The baby may become frustrated by feeding from an empty breast at first, so you could try hand expressing enough (or pumping just for a moment) to trigger milk flow before putting the baby to the breast.
You want the baby to associate pleasure with being at the breast, so anything you can do to avoid making breastfeeding a battle ground will be useful. It’s better not to ‘force’ the baby into a breastfeeding position but to enjoy time skin-to-skin and present opportunities gently. You could hand express some drips of milk or trickle milk into baby’s mouth.
A baby may prefer to breastfeed when they are not desperately hungry or at certain times of day. Especially when your baby is younger, spending time holding the baby tummy-down on your semi-reclined body will trigger innate feeding behaviour.
You could consider the use of a nursing supplementer. This delivers milk from a bottle through a fine plastic tube which enters the baby’s mouth along with your nipple. This may help to stop any frustration the baby might show at the breast and will ensure that your breasts are stimulated to further produce milk.
A baby who is very accustomed to the bottle may accept the breast using a nipple shield but this is best done with the support of a breast-feeding counsellor or lactation consultant.
Why did you stop breastfeeding in the first place?
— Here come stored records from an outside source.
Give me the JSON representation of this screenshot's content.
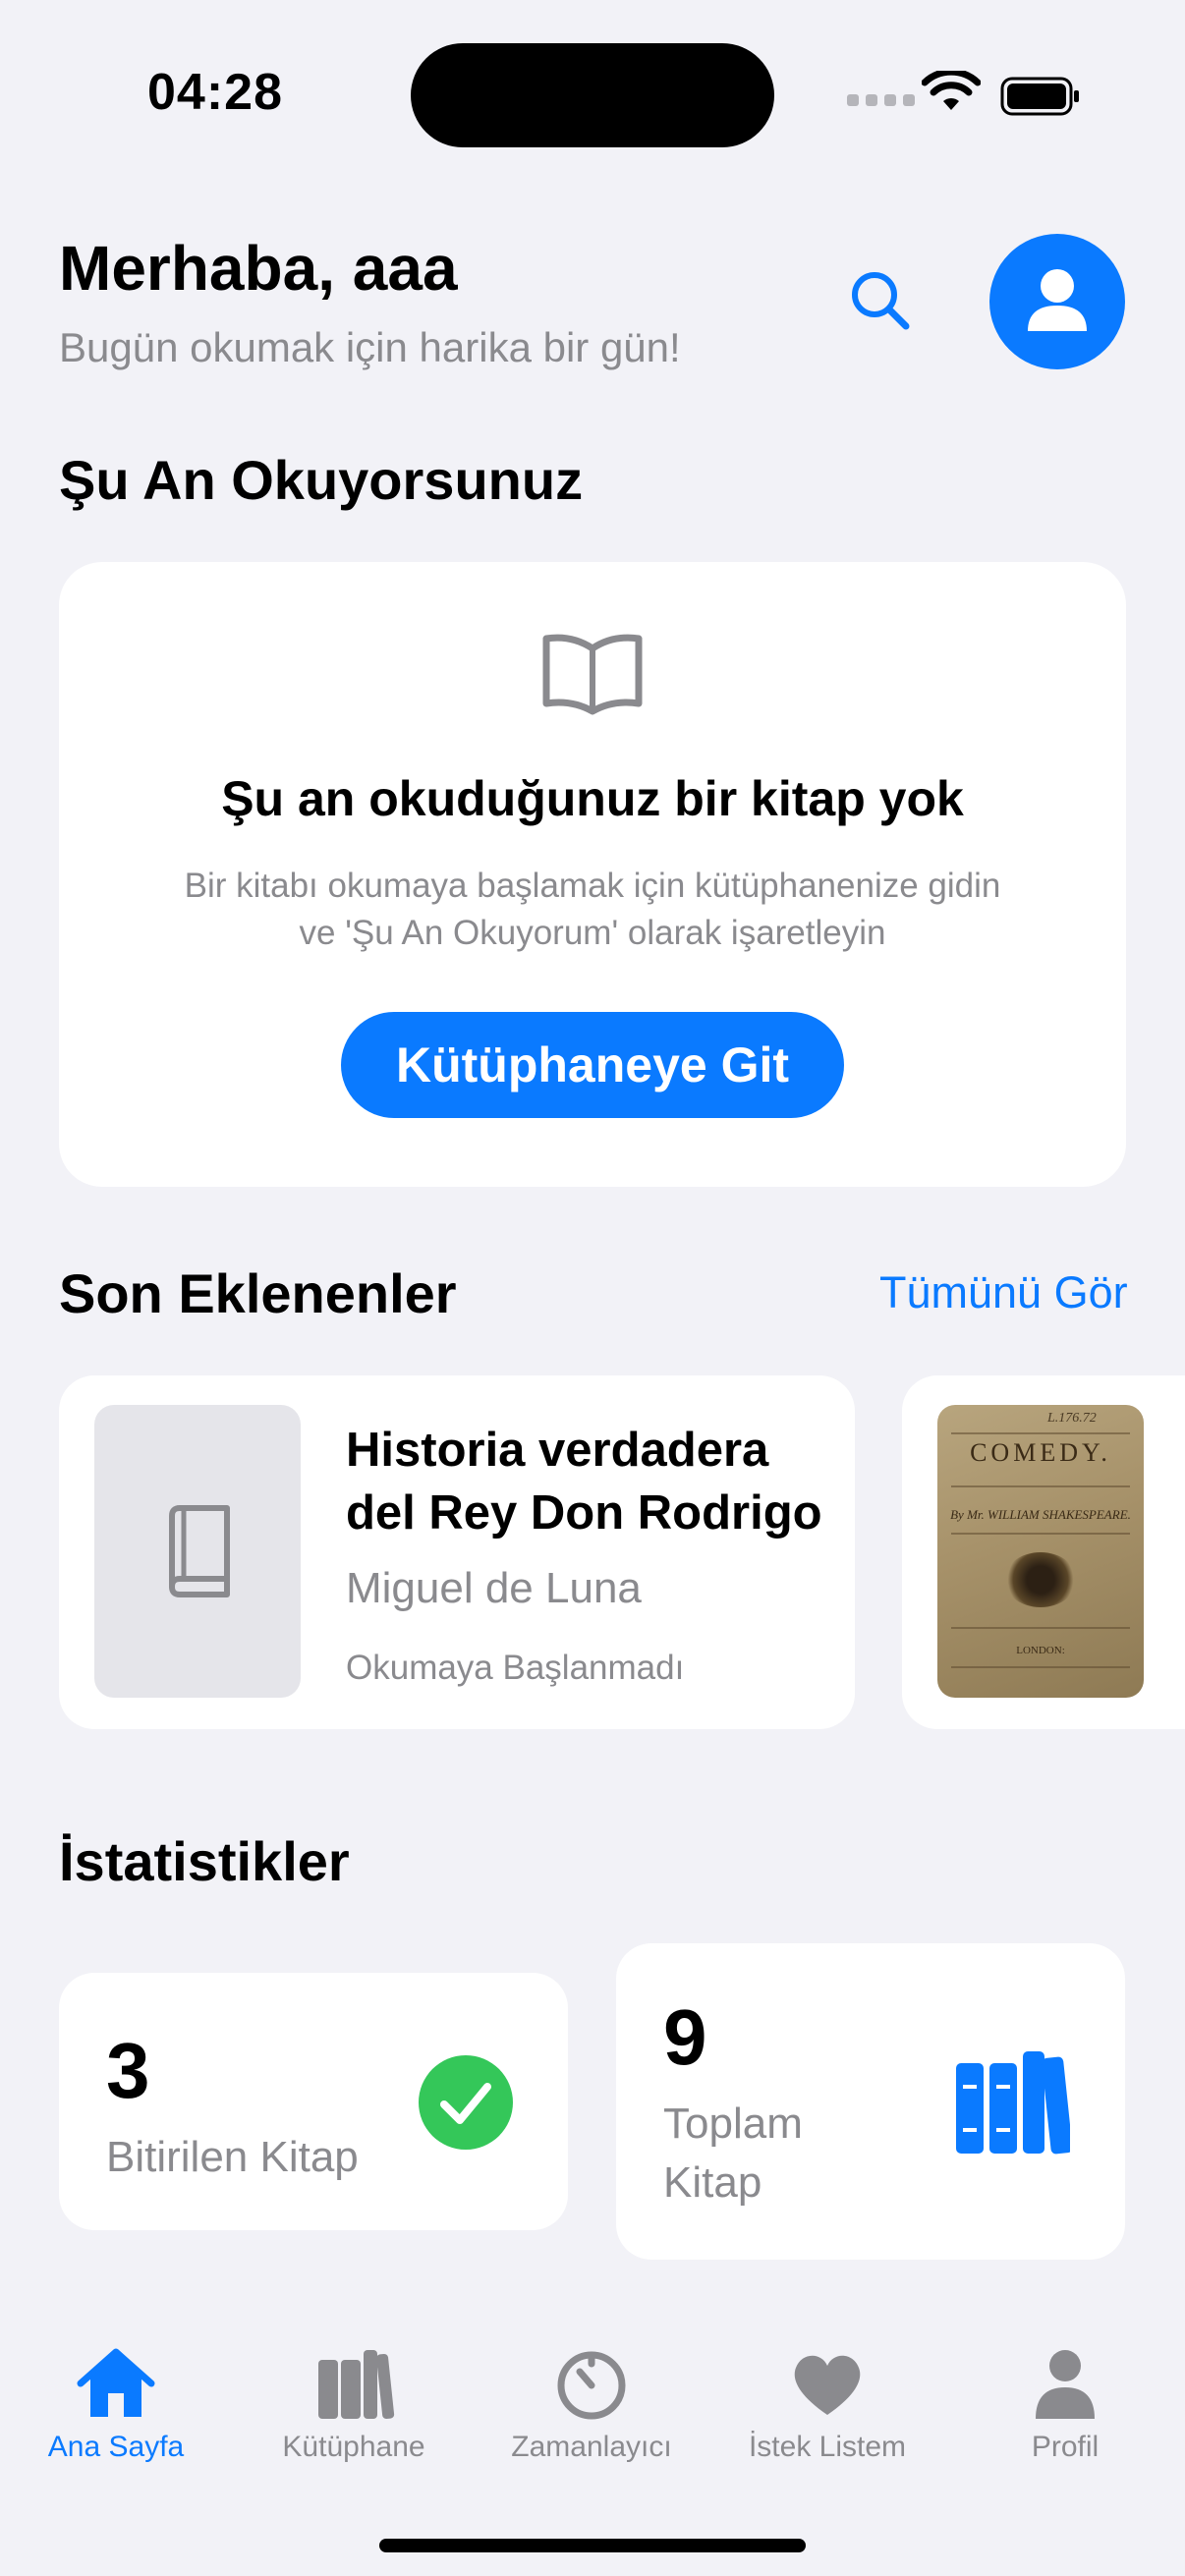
{
  "status_bar": {
    "time": "04:28"
  },
  "header": {
    "greeting": "Merhaba, aaa",
    "subtitle": "Bugün okumak için harika bir gün!",
    "search_icon": "magnifier-icon",
    "profile_icon": "person-icon"
  },
  "currently_reading": {
    "section_title": "Şu An Okuyorsunuz",
    "empty_title": "Şu an okuduğunuz bir kitap yok",
    "empty_description": "Bir kitabı okumaya başlamak için kütüphanenize gidin ve 'Şu An Okuyorum' olarak işaretleyin",
    "button_label": "Kütüphaneye Git"
  },
  "recently_added": {
    "section_title": "Son Eklenenler",
    "see_all_label": "Tümünü Gör",
    "books": [
      {
        "title": "Historia verdadera del Rey Don Rodrigo",
        "author": "Miguel de Luna",
        "status": "Okumaya Başlanmadı"
      },
      {
        "cover_heading": "COMEDY.",
        "cover_author_line": "By Mr. WILLIAM SHAKESPEARE.",
        "cover_place": "LONDON:",
        "cover_note": "L.176.72"
      }
    ]
  },
  "statistics": {
    "section_title": "İstatistikler",
    "finished": {
      "value": "3",
      "label": "Bitirilen Kitap"
    },
    "total": {
      "value": "9",
      "label": "Toplam Kitap"
    }
  },
  "tab_bar": {
    "active_index": 0,
    "items": [
      {
        "label": "Ana Sayfa",
        "icon": "house-icon"
      },
      {
        "label": "Kütüphane",
        "icon": "books-icon"
      },
      {
        "label": "Zamanlayıcı",
        "icon": "timer-icon"
      },
      {
        "label": "İstek Listem",
        "icon": "heart-icon"
      },
      {
        "label": "Profil",
        "icon": "person-icon"
      }
    ]
  },
  "colors": {
    "accent": "#0A7AFF",
    "background": "#F2F2F7",
    "success": "#34C759",
    "secondary_text": "#8A8A8E"
  }
}
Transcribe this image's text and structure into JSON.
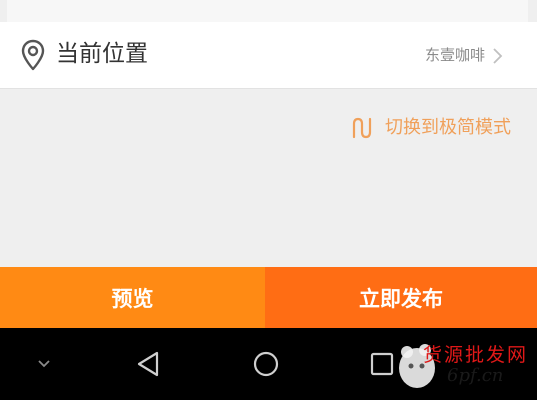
{
  "location": {
    "title": "当前位置",
    "value": "东壹咖啡",
    "icon": "location-pin-icon"
  },
  "mode_switch": {
    "label": "切换到极简模式",
    "icon": "switch-icon",
    "color": "#f0a05a"
  },
  "actions": {
    "preview_label": "预览",
    "publish_label": "立即发布",
    "preview_color": "#ff8a14",
    "publish_color": "#ff6d14"
  },
  "navbar": {
    "icons": [
      "chevron-down-icon",
      "back-icon",
      "home-icon",
      "recents-icon"
    ]
  },
  "watermark": {
    "text": "货源批发网",
    "url": "6pf.cn"
  }
}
You might want to consider talking with a breast-feeding counsellor, lactation consultant or peer supporter before embarking on your journey to give it another go.
Be prepared to notice a difference to your own body. There may be a change in to your menstrual pattern as the baby nursing will affect your ovulation. Your breast may physically change in appearance too, the areola may be darker or the breast may be tender or feel full.
Due to the hormone changes, you may feel emotionally different. Support is a great help if you are feeling any of these feelings but it is normally a sign that your body is starting to produce milk again.
Remember that if your baby will latch but you are not able to return to a full milk supply, they will still receive important benefits. And if you work hard to increase your supply but your baby is reluctant to latch, they can receive this expressed milk. That is still a valuable achievement.
Relactation may be difficult and time consuming at times, but it IS possible. With the right support, information and dedication, relactation works for women every day and produces happy and valuable results. Confidence and self-belief will help you on your journey.